A good case in point would be when we wish to deploy helicopters from Futenma to the Philippines, there are a couple of places that we must land for fuel. For one leg, there is only one site, which allows us to do this. But when you have an aircraft with greater range, it opens up more possibilities.
If, in a time of conflict, we were going someplace and an adversary wanted to deny us the ability to put in a refueling point or intermediate support base, they would have to now take into account a much greater number of islands. With only helicopters, an adversary could draw a 100-mile ring around a base and know where we could operate.
Ospreys, particularly when supported by KC-130Js, would significantly complicate an adversary’s attempts to predict our movements and operations.
SLD: A final point. The kind of flexibility that you’re building, first with the Osprey, and then with the F-35B, will make you much your useful to the Combatant commanders in the area. For example, in our discussion with the 7th USAF commander he went out of his way to emphasize the important role, which the USMC provided for the defense of South Korea.
MG Owens: Our relationship with the 7th USAF is excellent. LTG Jouas clearly understands and values what 1st MAW brings to his mission set. And he has been very aggressive about exploiting our capabilities, particularly our unique capabilities in applicable scenarios. When we deploy the F-35B to this theater, it will expand our capabilities and we’re already in work on various scenarios to ensure we can exploit those capabilities whether in support of contingencies or other crisis response requirements.
For an update on Exercise Forager Fury published in the Pacific see the following story:
Guam – Exercise Forager Fury is in full operation on Guam and throughout the Mariana Islands. The Marine Corps exercise includes the use of MV-22 ospreys, which recently replaced the C H-46 helicopters that had been based in Okinawa. Island leaders and the media were invited on a familiarization flight today where the Marines also answered questions about the aircraft.
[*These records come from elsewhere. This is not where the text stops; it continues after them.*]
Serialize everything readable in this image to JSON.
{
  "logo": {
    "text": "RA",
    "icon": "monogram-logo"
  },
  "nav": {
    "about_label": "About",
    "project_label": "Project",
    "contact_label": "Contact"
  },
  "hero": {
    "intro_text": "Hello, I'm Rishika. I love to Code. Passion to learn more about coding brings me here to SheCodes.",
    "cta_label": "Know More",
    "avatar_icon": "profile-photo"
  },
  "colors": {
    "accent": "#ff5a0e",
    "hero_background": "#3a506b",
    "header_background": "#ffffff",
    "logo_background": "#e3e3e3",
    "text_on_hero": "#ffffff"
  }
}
While V-22s are new to the marines operating out of Okinawa, they have been in use by the Marine Corps for a number of years and have proven themselves in combat.
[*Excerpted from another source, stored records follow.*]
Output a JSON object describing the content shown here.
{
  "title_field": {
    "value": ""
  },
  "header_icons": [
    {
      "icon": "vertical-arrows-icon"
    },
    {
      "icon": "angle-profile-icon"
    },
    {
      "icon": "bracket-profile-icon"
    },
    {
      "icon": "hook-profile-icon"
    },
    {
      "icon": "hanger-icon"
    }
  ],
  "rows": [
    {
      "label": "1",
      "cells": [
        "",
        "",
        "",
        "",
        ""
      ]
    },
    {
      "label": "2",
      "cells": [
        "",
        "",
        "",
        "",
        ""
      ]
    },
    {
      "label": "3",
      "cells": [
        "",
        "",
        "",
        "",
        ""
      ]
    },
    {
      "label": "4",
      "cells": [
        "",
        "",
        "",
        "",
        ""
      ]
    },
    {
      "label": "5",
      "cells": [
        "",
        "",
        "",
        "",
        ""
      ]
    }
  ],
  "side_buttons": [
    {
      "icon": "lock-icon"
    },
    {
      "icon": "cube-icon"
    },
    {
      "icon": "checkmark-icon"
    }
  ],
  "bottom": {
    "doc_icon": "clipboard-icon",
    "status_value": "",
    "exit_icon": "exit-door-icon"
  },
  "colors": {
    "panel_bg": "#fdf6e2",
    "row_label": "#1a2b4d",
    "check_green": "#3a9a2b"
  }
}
Looking at both the range of operations whether from operation aboard ship or from land bases we can reach farther faster” said Major General Christopher S. Owens, Commanding General 1st Marine Aircraft Wing. “We can come in with less signature in other words they wont hear us coming they wont see us coming and we can get in and out a lot quicker than we could with helicopters.”
The osprey combines the vertical flight capability of a helicopter with the range altitude and speed of a fixed wing aircraft.
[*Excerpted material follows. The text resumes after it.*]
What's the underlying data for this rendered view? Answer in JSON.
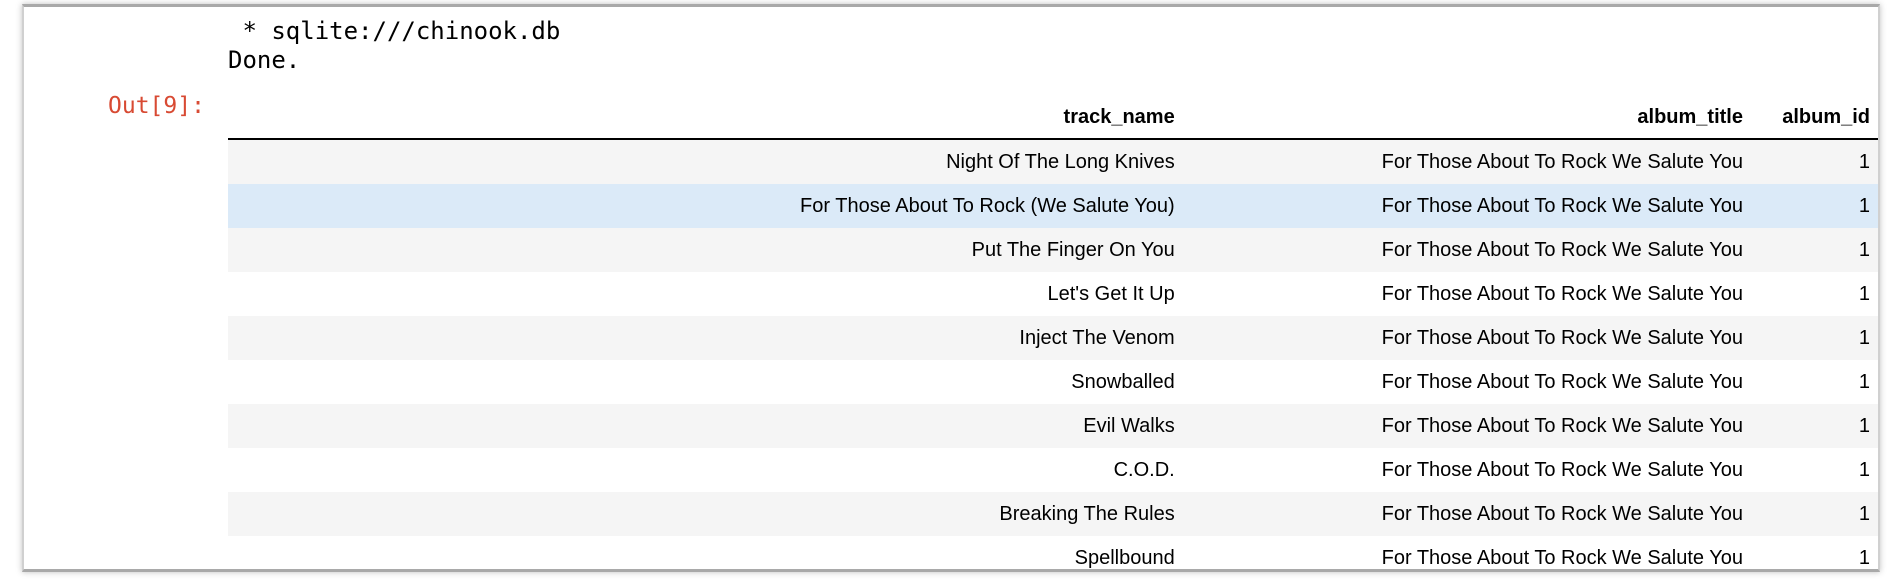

“In helicopter mode all of your lift is being provided by rotors themselves so that’s why they’re in a vertical position just like a helicopter,” General Owens explained. “As the aircraft gets airborne we start moving those wings forward… so as the aircraft accelerates more of the lift is being provided by the wing itself then you also get the control authority on the horizontal tail surfaces too.”
The Ospreys unique capabilities are also valuable for disaster relief. “In the post typhoon, post tsunami type scenarios where you have a lot of devastation these may be the only aircraft that can both reach out that far and bring sizable amounts of gear in and bring it into a confined area. While residents of Okinawa have raised safety concerns about the Osprey, General Owens says that the Marine Corps has determined that that the fatal accident in Morocco last April resulted from procedural errors that had been made by the aircrew. When asked about an informational request issued by the navy regarding a wiring fault General Owens noted that the aircraft requires significant maintenance but said he is confident in its safety. “ Of the 50 or 60 aircraft that I remember being compared it is in the Top 5 as far as safety record goes” General Owens stated.
For Geiger Fury see the following:
For a look at our recent Special Report on USMC con-ops innovations associated with the new aviation assets see the following:
For an additional look at the Osprey roll-out in the Pacific see the perspective of the Commanding Officer of the 31st MEU: